It was obvious the writers never bothered to probe further, possibly due to ignorance of cinematographic techniques, lenses and so on. I searched for years but couldn’t find any definitive information on the subject.
So, as a personal exercise, I did the study myself, using a 3D modeling program to recreate scenes from 9 different movies, about 60+ shots in total. Here are the movies I picked:
- Seven Samurai
- Sugata Sanshiro
- High and Low
- Red Beard
- Throne of blood
I would have loved to add a few more, but it took too much time, and I already had the information I needed with this bunch. My goal was to:
- Find the family of focal lengths he used (not find the exact numbers, that I didn’t care about).
- Find the T-stops he typically worked with.
The conditions of the study
Before we go ahead, you need to read about the terms I use in the video and article:
Kurosawa used multiple formats in his career, from Academy to Super35 (1.85:1) to anamorphic (Tohoscope). Every time the format changes, the lens choices will change – to the get the same ‘look’.
I will be presenting the focal length assuming a sensor with an 18mm vertical height. You will need to use a crop factor to arrive at the focal length for your camera sensor. To find the equivalent focal length corresponding to the sensor you’re interested in, divide the vertical height by 18, and multiply with the focal length I’ve presented.
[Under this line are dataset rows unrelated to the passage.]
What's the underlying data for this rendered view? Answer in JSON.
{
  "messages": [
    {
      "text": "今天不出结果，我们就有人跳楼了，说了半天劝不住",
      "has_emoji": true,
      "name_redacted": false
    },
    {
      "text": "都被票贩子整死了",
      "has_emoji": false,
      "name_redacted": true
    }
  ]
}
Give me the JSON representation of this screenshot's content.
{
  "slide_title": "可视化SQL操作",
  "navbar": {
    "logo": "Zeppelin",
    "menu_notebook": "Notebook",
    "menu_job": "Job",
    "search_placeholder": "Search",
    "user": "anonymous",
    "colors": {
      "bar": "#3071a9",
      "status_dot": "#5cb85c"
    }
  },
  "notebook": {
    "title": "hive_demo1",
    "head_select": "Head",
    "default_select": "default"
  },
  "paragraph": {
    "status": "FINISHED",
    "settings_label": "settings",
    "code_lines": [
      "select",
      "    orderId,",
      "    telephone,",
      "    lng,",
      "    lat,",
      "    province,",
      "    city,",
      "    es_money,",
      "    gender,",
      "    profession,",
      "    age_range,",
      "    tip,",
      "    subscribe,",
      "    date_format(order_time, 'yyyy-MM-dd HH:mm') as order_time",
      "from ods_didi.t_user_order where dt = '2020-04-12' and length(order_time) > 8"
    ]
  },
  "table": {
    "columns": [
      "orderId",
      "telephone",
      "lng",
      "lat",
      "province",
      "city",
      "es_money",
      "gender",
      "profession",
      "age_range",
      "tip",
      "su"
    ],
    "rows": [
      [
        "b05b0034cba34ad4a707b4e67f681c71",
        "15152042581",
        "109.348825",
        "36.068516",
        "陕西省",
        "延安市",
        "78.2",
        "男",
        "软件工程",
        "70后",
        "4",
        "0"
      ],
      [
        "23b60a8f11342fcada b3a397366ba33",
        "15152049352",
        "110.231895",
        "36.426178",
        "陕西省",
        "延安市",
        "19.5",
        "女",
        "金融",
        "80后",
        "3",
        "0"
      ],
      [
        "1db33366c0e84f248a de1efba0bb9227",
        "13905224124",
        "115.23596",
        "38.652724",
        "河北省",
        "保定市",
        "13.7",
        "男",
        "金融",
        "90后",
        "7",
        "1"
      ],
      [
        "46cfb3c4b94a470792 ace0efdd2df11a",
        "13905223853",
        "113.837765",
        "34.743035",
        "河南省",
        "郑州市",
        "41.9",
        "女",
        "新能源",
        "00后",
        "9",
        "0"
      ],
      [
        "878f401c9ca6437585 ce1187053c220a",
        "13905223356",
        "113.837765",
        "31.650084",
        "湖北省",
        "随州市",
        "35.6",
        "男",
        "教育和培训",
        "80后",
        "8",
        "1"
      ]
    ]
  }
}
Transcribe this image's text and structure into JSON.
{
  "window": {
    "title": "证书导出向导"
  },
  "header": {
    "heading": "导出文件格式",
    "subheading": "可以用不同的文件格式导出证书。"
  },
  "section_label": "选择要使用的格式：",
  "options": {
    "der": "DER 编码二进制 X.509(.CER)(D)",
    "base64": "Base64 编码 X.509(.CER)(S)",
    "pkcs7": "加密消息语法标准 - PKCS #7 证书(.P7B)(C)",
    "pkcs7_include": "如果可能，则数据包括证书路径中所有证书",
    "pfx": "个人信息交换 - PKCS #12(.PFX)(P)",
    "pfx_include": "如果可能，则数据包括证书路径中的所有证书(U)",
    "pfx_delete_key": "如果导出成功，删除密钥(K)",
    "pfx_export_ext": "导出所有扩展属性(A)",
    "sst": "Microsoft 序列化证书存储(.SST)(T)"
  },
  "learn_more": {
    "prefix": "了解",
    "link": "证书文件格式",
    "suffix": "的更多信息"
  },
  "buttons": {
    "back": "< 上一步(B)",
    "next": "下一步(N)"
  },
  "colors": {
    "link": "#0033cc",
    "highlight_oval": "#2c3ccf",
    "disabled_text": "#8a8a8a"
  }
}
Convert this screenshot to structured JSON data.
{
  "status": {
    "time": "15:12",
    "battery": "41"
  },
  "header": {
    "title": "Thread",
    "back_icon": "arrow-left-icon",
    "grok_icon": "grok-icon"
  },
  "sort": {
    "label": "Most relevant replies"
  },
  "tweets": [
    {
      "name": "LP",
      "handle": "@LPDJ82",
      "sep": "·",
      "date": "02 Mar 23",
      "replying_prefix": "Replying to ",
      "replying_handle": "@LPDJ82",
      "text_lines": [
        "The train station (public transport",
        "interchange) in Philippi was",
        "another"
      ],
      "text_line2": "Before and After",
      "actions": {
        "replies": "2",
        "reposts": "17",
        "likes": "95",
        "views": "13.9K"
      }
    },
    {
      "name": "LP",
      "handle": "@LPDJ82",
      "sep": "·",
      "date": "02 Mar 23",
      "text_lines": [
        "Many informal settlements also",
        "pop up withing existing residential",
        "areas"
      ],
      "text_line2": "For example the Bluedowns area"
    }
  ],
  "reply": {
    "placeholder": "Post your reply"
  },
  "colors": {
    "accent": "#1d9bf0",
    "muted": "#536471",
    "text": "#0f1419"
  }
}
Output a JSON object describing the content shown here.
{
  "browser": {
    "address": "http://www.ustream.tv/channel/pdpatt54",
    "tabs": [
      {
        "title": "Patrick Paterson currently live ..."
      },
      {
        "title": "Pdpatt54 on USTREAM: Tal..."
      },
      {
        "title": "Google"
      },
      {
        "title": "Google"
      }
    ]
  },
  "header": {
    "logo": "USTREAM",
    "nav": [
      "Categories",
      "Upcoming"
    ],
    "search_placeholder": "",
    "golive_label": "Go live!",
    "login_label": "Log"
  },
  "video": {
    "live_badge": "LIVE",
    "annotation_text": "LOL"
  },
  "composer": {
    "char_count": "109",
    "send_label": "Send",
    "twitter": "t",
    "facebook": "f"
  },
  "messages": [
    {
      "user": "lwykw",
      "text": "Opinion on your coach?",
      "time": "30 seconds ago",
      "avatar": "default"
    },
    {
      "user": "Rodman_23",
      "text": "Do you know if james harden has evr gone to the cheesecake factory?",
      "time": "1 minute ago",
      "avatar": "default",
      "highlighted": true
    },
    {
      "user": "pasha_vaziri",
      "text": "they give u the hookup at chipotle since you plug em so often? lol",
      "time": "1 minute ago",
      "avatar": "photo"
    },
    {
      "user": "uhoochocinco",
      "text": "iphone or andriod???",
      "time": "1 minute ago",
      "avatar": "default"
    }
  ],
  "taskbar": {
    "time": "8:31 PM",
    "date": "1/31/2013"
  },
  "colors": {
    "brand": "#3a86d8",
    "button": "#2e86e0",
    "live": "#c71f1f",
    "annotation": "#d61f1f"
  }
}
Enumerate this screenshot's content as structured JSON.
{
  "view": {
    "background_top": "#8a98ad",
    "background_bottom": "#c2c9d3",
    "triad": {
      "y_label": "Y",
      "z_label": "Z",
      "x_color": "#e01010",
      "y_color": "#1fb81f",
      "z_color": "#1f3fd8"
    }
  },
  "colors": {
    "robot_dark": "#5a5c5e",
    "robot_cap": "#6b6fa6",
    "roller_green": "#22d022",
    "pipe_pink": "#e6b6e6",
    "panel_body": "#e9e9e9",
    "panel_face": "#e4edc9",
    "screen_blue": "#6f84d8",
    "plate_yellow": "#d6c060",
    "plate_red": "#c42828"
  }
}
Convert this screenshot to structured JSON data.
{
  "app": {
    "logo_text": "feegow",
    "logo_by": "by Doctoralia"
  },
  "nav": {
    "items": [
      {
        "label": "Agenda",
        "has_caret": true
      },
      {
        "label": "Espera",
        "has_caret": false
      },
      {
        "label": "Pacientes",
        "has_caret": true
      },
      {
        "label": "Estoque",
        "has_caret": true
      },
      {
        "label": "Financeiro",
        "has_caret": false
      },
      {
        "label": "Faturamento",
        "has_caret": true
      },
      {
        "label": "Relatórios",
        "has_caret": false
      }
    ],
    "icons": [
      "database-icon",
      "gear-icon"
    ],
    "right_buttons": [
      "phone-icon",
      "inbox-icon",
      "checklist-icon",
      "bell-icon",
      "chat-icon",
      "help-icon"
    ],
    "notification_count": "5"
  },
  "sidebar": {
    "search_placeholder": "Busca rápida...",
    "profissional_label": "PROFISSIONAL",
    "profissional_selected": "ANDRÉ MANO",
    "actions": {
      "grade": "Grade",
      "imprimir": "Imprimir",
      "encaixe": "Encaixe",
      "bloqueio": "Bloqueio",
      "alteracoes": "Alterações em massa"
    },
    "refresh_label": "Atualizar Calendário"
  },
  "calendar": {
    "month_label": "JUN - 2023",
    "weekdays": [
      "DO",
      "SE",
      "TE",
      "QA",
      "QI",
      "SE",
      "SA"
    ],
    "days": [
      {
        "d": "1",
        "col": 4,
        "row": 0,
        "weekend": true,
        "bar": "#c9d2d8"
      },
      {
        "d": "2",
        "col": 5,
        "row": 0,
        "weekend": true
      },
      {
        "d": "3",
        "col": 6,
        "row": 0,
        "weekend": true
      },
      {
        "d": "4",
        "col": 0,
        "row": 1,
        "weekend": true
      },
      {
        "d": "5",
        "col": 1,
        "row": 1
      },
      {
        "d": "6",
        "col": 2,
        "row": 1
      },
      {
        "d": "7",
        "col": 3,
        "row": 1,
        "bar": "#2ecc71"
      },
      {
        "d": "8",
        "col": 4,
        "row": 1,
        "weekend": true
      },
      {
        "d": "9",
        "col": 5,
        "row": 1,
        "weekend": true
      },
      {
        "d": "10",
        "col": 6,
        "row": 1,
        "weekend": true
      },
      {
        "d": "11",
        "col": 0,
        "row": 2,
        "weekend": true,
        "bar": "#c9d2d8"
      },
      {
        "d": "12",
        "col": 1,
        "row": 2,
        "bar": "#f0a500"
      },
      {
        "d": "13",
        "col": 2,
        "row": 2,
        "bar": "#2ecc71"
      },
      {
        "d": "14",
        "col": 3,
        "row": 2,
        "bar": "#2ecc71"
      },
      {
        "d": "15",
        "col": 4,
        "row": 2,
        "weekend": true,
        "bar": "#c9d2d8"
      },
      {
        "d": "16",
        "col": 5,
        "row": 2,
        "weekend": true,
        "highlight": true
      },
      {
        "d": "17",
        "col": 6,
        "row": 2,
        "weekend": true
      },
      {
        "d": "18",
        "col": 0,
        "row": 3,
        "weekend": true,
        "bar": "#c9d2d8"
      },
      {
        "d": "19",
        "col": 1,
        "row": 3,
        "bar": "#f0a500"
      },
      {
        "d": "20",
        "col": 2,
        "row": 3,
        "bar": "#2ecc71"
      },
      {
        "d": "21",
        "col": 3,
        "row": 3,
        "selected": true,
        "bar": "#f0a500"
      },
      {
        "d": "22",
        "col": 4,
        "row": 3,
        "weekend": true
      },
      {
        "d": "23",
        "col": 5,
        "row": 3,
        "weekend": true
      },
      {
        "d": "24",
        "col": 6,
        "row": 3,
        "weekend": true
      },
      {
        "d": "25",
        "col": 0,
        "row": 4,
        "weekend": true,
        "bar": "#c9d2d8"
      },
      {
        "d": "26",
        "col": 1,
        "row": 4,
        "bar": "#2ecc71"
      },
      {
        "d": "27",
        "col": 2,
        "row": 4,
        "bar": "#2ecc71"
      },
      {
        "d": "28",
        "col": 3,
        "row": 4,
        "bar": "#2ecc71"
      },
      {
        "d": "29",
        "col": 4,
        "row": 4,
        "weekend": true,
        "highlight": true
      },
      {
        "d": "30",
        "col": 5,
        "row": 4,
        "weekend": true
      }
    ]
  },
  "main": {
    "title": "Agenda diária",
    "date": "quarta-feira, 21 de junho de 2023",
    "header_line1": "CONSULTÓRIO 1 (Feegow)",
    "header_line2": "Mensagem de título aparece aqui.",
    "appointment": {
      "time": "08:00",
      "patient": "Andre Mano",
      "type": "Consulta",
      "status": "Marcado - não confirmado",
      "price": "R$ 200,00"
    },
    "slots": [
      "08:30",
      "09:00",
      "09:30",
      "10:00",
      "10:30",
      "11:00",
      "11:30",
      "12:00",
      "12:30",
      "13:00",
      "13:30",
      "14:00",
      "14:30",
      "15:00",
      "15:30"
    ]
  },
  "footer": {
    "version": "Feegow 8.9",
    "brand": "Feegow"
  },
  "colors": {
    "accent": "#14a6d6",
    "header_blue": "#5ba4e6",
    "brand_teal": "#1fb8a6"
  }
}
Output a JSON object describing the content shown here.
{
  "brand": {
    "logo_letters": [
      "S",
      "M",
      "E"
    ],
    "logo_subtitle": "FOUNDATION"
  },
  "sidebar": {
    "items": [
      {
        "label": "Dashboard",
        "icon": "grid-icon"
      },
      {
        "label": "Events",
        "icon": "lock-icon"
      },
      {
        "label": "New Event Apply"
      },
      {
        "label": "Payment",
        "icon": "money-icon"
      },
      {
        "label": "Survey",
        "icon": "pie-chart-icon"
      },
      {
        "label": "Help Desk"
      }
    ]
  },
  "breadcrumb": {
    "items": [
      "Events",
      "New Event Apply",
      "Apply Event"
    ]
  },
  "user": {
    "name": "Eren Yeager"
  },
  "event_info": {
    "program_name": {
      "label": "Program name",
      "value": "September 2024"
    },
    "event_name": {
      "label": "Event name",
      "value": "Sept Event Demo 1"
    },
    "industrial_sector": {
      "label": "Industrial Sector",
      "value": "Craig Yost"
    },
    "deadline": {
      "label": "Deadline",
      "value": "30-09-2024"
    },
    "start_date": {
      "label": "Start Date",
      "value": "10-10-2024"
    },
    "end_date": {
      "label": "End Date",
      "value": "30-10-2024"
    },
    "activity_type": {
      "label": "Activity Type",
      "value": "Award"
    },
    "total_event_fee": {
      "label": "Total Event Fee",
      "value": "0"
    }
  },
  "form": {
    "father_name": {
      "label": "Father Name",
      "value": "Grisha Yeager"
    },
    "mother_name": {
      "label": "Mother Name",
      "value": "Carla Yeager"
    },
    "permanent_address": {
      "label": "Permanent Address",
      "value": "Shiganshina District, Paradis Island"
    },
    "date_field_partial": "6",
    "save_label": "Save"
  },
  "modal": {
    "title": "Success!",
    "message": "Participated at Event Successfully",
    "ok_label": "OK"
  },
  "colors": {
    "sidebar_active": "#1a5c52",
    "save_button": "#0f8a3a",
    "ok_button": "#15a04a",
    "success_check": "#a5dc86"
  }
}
The lenses used by Akira Kurosawa
Here’s a video of the lenses used by Akira Kurosawa:
Important: My process is not scientific or academic. These are just simple tests I did for my personal benefit and I’m sharing as-is. Do not use it in any study or material claiming educational value. It has no educational or historic value, or informational value.
- Image copyrights belong to their respective owners. I’m using low resolution stills only for educational and informational purposes.
- Focal lengths were derived based on a sensor the height of which is 18mm.
- To find the equivalent focal length corresponding to the sensor you’re interested in, divide the vertical height by 18, and multiply with the focal length I’ve presented.
- The formats Kurosawa predominantly shot in were Academy (1.375:1), Tohoscope (Anamorphic, 2.39:1) and 1.85:1 (which I just refer to as Super 35 for brevity).
To make things simpler, here’s a table of each movie, and focal lengths used for the frames I’d selected:
|Film||Process||Original Aspect Ratio||25mm||35mm||50mm|
|Throne of Blood||Academy||1.375||4|
|High and Low||Tohoscope||2.35||1||1|
|Throne of Blood||2|
|High and Low||2|
Don’t let the absolute numbers fool you! The key takeaway is that Kurosawa used wide to mid range lenses early in his career with Academy, possibly because of the limited number of lenses available at the time. Then he moved on to anamorphic were he must have grappled with the idea of bringing his compositions from a spherical Academy format to the stretched anamorphic Tohoscope format. You can see he did admirably well.
In his later state, when he adopted 1.85:1, he went more telephoto, and used Panavision lenses for his last movies. He took what he could get, and created masterpieces nonetheless. There’s a message there, you know.
So, did Kurosawa really use telephoto lenses?
As the video shows, his bread and butter lens was the 50mm on a 18mm-vertical sensor. The 75mm comes a close second. Here’s how the 50mm would relate to some common formats:
- Super 35mm: About 35mm
- Academy: About 40mm
- Cinemascope: About 52mm spherical equivalent, about 62mm anamorphic equivalent (1.2x)
- Full frame 35mm: About 66mm equivalent
Kurosawa tended to use longer focal lengths over wider lenses. But he never shied away from using wide lenses whenever it fit in with this compositional vision. The bottom line is he used mid-range lenses for most of his brilliant work, not telephoto.
What do you think? Did you find this study useful? Let me know in the comments section below.